There are two Acts of parliament dealing with this matter-the Tariff, which deals entirely with the duty, and the Criminal Code. Some years ago an Act was passed, initiated by an hon. gentleman on the other side, who is not now present, in which it was made a misdemeanour for persons to create a combine for the purpose of unduly enhancing prices or restricting production, &c. It was found that the word ' unduly ' made the Act inoperative, and some years later my hon. friend from East Grey (Mr. Sproule), I think it was, introduced an Act to remove the word ' unduly ' and that Act passed. At all events I supported my hon. friend. And if the gentlemen who feel aggrieved by the action of the so-called leather combine think they have a case which constitutes an offence within the meaning of the Act, they are perfectly free to take proceedings under the Criminal Code. But it is not the business of the government to initiate proceedings under that code. Any individual can go before a magistrate and take the necessary proceedings.
Before coming to power, the present government declared that they were opposed to combines and would endeavour by every possible means, to destroy them. This government had it in their power to make representations to the Attorney General of the province to set the law in motion in order to punish these parties. Several of these gentlemen have written me complaining that the government have shown indifference to their request and do not wish to act. There were two ways in which the combine might be attacked. First by a reduction of the duty, and many of those gentlemen who complain believe that that is the real remedy, while others say it is not and that the combine should be attacked under the Criminal Code. If the present government were sincere and disposed to carry out their pledges, they could adopt either one remedy or tiie other.
I fail to observe the very nice distinction which the hon. Finance Minister has drawn between the two cases of the paper combine and the leather combine, nor do I see how he could assume that the reduction of the duty or the re-
moval of it would not be effective in breaking up the leather combine. I have heard one of the largest leather manufacturers in this country say that two per cent of the output of the American tanneries, thrown into the Canadian market, would monopolize every bit of that market. If such a small per cent of the American production would supply the whole consumption of Canada, it seems to me that the government could apply very effectively this clause in the Customs Act and remove any combine that now exists.
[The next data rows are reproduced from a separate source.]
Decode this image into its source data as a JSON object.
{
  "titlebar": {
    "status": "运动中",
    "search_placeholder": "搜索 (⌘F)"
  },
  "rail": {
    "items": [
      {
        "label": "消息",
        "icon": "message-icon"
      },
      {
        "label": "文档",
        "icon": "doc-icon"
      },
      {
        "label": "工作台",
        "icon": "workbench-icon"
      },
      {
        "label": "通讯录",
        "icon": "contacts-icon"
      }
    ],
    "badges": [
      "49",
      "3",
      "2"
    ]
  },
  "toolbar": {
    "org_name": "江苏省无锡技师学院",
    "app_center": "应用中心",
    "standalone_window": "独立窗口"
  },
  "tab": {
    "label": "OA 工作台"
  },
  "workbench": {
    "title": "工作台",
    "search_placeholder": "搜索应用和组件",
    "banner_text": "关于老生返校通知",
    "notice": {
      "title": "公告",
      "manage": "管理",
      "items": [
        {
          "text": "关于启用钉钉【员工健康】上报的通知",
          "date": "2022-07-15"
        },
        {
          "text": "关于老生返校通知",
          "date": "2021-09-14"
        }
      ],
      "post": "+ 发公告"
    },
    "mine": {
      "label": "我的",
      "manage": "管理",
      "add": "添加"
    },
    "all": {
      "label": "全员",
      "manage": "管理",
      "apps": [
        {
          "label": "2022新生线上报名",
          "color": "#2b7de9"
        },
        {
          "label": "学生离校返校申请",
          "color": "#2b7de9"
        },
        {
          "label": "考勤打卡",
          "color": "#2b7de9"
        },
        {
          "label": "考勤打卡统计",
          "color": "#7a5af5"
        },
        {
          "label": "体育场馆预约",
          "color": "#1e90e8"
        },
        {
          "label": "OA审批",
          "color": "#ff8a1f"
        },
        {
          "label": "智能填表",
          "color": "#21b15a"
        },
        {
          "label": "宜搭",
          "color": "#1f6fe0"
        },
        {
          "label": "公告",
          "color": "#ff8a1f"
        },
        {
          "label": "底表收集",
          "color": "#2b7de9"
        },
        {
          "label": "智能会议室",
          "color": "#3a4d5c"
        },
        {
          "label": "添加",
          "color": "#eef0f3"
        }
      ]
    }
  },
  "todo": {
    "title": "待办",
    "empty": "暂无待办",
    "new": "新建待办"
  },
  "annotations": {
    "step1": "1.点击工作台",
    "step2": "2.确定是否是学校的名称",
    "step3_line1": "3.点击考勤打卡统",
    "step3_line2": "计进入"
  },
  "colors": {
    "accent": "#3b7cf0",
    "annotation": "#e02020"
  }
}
When that leather question came up before the hon. Finance Minister, it came up on representations by a dealer in my own constituency. The statement he made, and which I believe to be in the main true, is that the leather dealers believed there was a combine to crush out the small manufacturers. The agreement produced is one that existed among some of the leather dealers, and when the matter was brought to the attention of the government, the complainants assumed that the machinery of government would be forthwith put into operation to break up the combine. They did not advance any proofs further than the agreement, and wanted the government to go ahead and act. Well, I was given to understand by the law officers of the Crown that the agreement was looked into, and that in their opinion an action at law based on it would not stand.
But the difference between the paper and the leather combine is this, that the gentlemen who made the representations to the Finance Minister the other day certainly gave him to understand that if a commission were appointed, they were prepared to bring up evidence to prove their charge.